Everybody has experienced breaking eggs on a mixing bowl's rim. And frequently, the eggs were perfectly fine. However, this procedure involves an egg error that you probably weren't even aware of. Where should you crack eggs if not on the mixing bowl? Simple. above the counter. The New York Times quotes Jacques Pépin as saying that by doing this, there is no risk of bacteria getting into the bowl, which is crucial if you are mixing other ingredients in your egg dish. Dare we speculate that it might also result in eggshell bits finding their way into the bowl? Additionally, breaking the yolk when cracking eggs on a bowl. If you want to avoid bacteria, cracked shells, and possibly cracked egg yolks, a flat surface is the best location to crack your eggs. But there are undoubtedly crimes involving food that are worse. 


 When prepared to perfection, eggs are a beautiful and delicious delicacy. If you make the wrong decision, like overcooking your eggs, you might as well be eating flavourless rubber (we don't recommend doing this). The goal is to avoid cooking your eggs at a temperature that causes the egg white to cook more quickly than the yolk. The secret? Reduce the heat setting to medium. That's all there is to it. Naturally, the same idea should apply when making scrambled eggs. Even while it's crucial to fully cook your scrambled eggs, turning the heat up too high risks producing dry or overcooked eggs. Additionally, if the heat is too high, the eggs may cook too quickly, making it harder to manage how they cook. When the heat is intense, it is difficult to manage how evenly your eggs will cook. Although we are aware that you are hungry and want some eggs, there is no need to hurry along with a procedure that doesn't require much time. 

Cooking Till End 

The only logical thing to do is to fully cook all food, particularly eggs. In other words, you should continue cooking eggs until they are done. However, if you cook eggs until they are completely done, you run the risk of overcooking them, which results in that dry, lifeless quality that converts a good egg into a bad egg. So how do you avoid this egg error? The eggs are removed from the heat when they are just about done. The reasoning for this? With lingering heat, eggs continue to cook. By the time the eggs get from the pan to the dish to the table to the mouth, they should be thoroughly cooked but not overcooked and dry. As a result? Perfectly fluffy eggs that have a gourmet flavour. They were only prepared by a great chef; you did it in the comfort of your own kitchen. Even if preparing the perfect egg at this point might seem like a culinary miracle, these errors are simple to fix. 

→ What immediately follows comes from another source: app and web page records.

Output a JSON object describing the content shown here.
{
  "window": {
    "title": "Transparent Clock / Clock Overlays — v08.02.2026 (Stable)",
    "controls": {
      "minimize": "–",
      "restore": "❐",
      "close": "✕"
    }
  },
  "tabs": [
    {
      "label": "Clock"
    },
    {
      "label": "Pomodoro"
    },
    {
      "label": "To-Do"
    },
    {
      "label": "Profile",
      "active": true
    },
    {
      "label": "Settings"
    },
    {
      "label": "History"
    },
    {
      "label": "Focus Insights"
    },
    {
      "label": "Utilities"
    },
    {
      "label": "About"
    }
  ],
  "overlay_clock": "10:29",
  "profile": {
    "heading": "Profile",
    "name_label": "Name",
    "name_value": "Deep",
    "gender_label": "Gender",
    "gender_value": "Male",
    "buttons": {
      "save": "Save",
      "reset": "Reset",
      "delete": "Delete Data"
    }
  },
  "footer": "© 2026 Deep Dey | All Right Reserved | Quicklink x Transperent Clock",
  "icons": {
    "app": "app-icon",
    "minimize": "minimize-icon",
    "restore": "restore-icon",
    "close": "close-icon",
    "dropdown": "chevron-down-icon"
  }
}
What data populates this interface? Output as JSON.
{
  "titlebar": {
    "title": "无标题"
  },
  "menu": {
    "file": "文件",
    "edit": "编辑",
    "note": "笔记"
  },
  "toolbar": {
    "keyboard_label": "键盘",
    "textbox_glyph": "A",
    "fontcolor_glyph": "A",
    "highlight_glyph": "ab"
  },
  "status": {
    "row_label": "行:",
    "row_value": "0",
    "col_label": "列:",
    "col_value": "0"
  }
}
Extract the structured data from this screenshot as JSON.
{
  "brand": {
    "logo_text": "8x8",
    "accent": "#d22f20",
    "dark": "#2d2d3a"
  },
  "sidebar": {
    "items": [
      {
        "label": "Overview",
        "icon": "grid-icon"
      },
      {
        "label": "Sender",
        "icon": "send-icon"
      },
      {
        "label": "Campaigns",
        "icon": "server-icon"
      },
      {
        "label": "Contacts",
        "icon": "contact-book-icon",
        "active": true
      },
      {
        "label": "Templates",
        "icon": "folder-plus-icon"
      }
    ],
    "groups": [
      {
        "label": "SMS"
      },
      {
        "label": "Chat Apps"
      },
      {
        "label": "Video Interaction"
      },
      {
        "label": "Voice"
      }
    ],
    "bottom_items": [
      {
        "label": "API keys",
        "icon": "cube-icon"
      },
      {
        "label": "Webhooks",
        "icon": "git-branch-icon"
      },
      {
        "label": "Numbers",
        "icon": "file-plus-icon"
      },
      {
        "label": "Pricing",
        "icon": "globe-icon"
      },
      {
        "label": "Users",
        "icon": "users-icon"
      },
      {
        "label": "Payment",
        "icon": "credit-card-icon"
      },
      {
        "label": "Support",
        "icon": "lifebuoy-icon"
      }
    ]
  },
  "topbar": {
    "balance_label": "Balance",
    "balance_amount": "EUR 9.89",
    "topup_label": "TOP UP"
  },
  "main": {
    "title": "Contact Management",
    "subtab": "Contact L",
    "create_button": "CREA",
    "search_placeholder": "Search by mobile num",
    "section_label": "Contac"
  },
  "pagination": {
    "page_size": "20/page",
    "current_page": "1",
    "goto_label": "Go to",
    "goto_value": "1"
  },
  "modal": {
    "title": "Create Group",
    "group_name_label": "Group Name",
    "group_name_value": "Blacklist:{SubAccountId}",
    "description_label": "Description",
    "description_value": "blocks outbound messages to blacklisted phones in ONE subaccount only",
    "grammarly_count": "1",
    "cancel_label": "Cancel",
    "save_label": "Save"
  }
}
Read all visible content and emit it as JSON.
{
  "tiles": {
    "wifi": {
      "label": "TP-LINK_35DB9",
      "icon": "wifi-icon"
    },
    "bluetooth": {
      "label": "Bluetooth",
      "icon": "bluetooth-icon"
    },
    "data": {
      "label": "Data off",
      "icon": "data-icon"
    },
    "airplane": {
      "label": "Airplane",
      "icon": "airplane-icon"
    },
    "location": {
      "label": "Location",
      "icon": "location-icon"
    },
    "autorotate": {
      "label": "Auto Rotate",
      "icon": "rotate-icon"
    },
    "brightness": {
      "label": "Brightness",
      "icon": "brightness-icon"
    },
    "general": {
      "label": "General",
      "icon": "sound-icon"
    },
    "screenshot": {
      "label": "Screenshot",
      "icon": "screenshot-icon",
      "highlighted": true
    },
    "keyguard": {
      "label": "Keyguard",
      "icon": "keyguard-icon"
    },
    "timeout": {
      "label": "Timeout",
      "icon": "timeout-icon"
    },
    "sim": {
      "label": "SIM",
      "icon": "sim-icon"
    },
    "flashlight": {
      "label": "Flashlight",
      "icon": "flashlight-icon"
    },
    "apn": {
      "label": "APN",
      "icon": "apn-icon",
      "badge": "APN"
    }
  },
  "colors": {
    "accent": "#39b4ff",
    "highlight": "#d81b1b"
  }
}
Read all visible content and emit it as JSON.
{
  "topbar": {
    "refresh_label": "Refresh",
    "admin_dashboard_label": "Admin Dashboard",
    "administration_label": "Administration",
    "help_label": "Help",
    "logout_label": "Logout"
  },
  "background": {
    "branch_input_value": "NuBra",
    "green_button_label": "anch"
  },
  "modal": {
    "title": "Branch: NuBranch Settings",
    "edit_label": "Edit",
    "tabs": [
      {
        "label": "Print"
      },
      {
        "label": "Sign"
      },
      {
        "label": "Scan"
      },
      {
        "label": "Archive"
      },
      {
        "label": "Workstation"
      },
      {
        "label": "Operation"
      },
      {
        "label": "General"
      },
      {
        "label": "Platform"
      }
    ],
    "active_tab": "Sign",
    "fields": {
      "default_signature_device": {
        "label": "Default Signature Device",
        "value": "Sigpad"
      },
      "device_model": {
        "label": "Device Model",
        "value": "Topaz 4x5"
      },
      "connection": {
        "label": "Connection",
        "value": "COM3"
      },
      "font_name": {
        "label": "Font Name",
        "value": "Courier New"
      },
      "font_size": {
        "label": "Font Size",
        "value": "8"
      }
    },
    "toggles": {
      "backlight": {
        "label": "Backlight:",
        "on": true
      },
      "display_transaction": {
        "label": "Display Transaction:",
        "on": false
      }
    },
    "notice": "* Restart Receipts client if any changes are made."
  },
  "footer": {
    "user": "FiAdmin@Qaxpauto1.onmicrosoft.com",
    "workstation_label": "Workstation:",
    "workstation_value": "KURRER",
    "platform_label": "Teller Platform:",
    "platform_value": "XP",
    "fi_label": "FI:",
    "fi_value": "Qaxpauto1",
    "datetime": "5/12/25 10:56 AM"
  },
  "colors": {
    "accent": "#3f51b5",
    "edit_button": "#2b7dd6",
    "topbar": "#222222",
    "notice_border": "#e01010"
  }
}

If you're not whisking your scrambled eggs thoroughly enough, you're probably not cooking those restaurant-quality eggs. We're not trying to pick on you (okay, maybe just a little) or ruin your egg celebration. Prior to adding them to the pan, thoroughly whisk them in a bowl. This is based on the notion that whisking produces air, which results in fluffy eggs. Science-based on eggs. Making cloud-like eggs may require more processes than you initially believed. Remember that even though you should whisk your scrambled eggs well, you still need to remove them from the pan before they are completely done because they will continue to cook in the residual heat. If a nonstick pan isn't used, though, you might follow this procedure and yet fail to produce the perfect egg. 

Right Pan 

The argument over nonstick versus cast iron or stainless steel pans never ends. We aren't here to resolve that conundrum. However, we are here to inform you if you are frying eggs, the decision is straightforward: a nonstick pan is the best choice. An egg can crack if it becomes stuck to the pan. Although a nonstick pan may not be the best choice for searing, it can make it easy for your fried eggs to move around on the pan's nonstick surface, which is what we want. Eggs that have been cooked properly must easily remove from the pan. For better or worse, nonstick cookware gives eggs the best chance of achieving this. Even though you might not always cook using a nonstick pan, doing so while cooking with eggs is a no-brainer. Other pans, including those made of stainless steel or cast iron, could cause sticking, however even this is debatable among cooks.